SINGAPORE - Second Manpower Minister Josephine Teo gave little away when asked by reporters on Tuesday (April 17) about the possibility of her rising to helm the ministry.
She, however, noted her long years working on manpower issues, saying: "When it comes to (the Manpower Ministry) I have a much longer engagement because I did spend quite a number of years in the labour movement."
Mrs Teo, who joined the Ministry of Manpower (MOM) last May, was assistant secretary-general at the National Trades Union Congress (NTUC) from 2007 to 2011.
The Straits Times had reported on Saturday that Manpower Minister Lim Swee Say is expected to step down in the upcoming Cabinet reshuffle, with Mrs Teo likely to take over.
Ms Teo, who is also Minister in the Prime Minister's Office and Second Minister for Home Affairs, made these comments to reporters even as she stressed that she found the work at all three ministries meaningful.
A Cabinet reshuffle is imminent and with a smile, she told the reporters at a roadshow on government job schemes to be patient.

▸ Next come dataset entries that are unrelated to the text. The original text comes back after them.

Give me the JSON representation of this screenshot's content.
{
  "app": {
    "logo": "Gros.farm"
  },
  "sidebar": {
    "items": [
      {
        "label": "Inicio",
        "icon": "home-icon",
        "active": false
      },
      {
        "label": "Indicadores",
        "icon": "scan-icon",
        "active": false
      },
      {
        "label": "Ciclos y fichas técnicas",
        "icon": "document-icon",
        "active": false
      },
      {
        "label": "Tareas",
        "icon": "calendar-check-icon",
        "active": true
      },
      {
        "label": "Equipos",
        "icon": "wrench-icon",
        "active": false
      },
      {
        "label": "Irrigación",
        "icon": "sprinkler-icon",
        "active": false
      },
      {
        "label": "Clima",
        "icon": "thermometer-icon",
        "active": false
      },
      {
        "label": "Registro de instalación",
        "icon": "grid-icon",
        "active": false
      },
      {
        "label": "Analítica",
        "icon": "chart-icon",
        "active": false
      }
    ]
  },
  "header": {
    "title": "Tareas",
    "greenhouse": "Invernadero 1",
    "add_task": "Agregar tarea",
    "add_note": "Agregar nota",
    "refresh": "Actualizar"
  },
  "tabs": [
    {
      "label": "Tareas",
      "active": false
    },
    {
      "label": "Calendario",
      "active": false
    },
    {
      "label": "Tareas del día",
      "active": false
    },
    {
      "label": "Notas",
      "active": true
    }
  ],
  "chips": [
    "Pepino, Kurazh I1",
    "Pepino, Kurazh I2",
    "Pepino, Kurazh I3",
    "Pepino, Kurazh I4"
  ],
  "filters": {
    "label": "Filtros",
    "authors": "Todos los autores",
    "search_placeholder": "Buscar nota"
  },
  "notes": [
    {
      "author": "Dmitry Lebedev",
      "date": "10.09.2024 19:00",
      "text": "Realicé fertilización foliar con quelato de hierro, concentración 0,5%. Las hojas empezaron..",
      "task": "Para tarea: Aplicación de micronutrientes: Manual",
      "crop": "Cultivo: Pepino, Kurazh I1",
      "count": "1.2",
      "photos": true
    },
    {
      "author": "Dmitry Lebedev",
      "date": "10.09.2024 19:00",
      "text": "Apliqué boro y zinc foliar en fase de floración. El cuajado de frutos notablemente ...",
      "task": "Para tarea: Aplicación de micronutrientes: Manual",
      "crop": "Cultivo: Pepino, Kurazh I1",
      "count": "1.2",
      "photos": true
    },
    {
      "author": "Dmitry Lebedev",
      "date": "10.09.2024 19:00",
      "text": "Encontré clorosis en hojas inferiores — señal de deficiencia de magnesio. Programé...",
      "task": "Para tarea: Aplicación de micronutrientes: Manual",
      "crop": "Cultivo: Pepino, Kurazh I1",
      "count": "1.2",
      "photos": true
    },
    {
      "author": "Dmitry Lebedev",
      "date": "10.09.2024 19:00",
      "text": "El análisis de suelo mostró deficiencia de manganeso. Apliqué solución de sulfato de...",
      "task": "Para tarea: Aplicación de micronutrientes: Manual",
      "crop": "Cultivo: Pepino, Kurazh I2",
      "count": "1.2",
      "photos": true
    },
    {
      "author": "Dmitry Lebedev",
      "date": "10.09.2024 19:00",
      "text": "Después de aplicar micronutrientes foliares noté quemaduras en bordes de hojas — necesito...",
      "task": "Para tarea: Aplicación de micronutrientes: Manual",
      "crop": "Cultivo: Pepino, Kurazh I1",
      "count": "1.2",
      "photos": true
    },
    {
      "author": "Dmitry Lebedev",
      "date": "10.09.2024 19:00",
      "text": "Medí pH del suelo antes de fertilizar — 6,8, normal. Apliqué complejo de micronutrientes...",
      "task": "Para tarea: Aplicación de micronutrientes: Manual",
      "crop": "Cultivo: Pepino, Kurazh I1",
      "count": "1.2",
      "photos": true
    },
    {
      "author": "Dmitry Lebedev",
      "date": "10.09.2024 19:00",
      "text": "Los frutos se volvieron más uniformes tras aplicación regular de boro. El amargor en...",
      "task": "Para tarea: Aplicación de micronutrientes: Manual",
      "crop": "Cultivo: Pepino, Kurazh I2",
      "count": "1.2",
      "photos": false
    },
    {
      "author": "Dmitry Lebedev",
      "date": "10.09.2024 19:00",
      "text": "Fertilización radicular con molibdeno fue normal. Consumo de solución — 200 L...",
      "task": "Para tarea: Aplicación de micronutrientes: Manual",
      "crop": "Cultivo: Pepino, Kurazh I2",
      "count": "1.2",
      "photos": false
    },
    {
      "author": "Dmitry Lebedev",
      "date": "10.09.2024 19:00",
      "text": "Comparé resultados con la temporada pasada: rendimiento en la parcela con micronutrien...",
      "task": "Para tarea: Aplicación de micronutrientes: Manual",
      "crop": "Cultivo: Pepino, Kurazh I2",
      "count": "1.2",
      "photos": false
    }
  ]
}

"I don't think we have to wait very much longer till the Cabinet reshuffle is announced, and we just have to be a little bit more patient, we will come to that."
Meanwhile, Mrs Teo spoke glowingly of Mr Lim, who was NTUC's secretary-general from 2007 to 2015.
Breaking into Mandarin, she said: "Mr Lim is a good minister and a rare breed, given his energy and his many years of experience in the labour movement."
Continuing in English, she added: "We have worked together for many years, since about 20 years ago in the Economic Development Board, then in the labour movement.
" Finally we were matched in MOM again, and I feel that we work together very well, and happily."
Asked about her role in shaping the President's Address and ministry's addenda, which will be delivered when Parliament reconvenes next month (May), she stressed it was a team effort.
Prime Minister Lee Hsien Loong had said the President's Address, which will set the agenda for the rest of the term, will be drafted by the fourth-generation ministers.
Said Mrs Teo: "It's certainly a collective effort, and where MOM is concerned, the top issue Singaporeans want to know is what kind of future will it be for working Singaporeans.
"Will we be able to get better jobs, will we be able to earn higher incomes, will we be able to find a workforce that is more inclusive and will we be able to find workplaces that are more progressive? Will we have security in retirement?
"Those are the areas that people are very interested in and, of course, we will want to articulate how we hope to be able to achieve this," she said. Mrs Teo also highlighted how various agencies work together in tackling issues.
"For example, MOM works on raising the bar in terms of helping workers to access job opportunities, but the career opportunities and the better jobs must first be created. And for that, we need our economic agencies to lead the way," she said.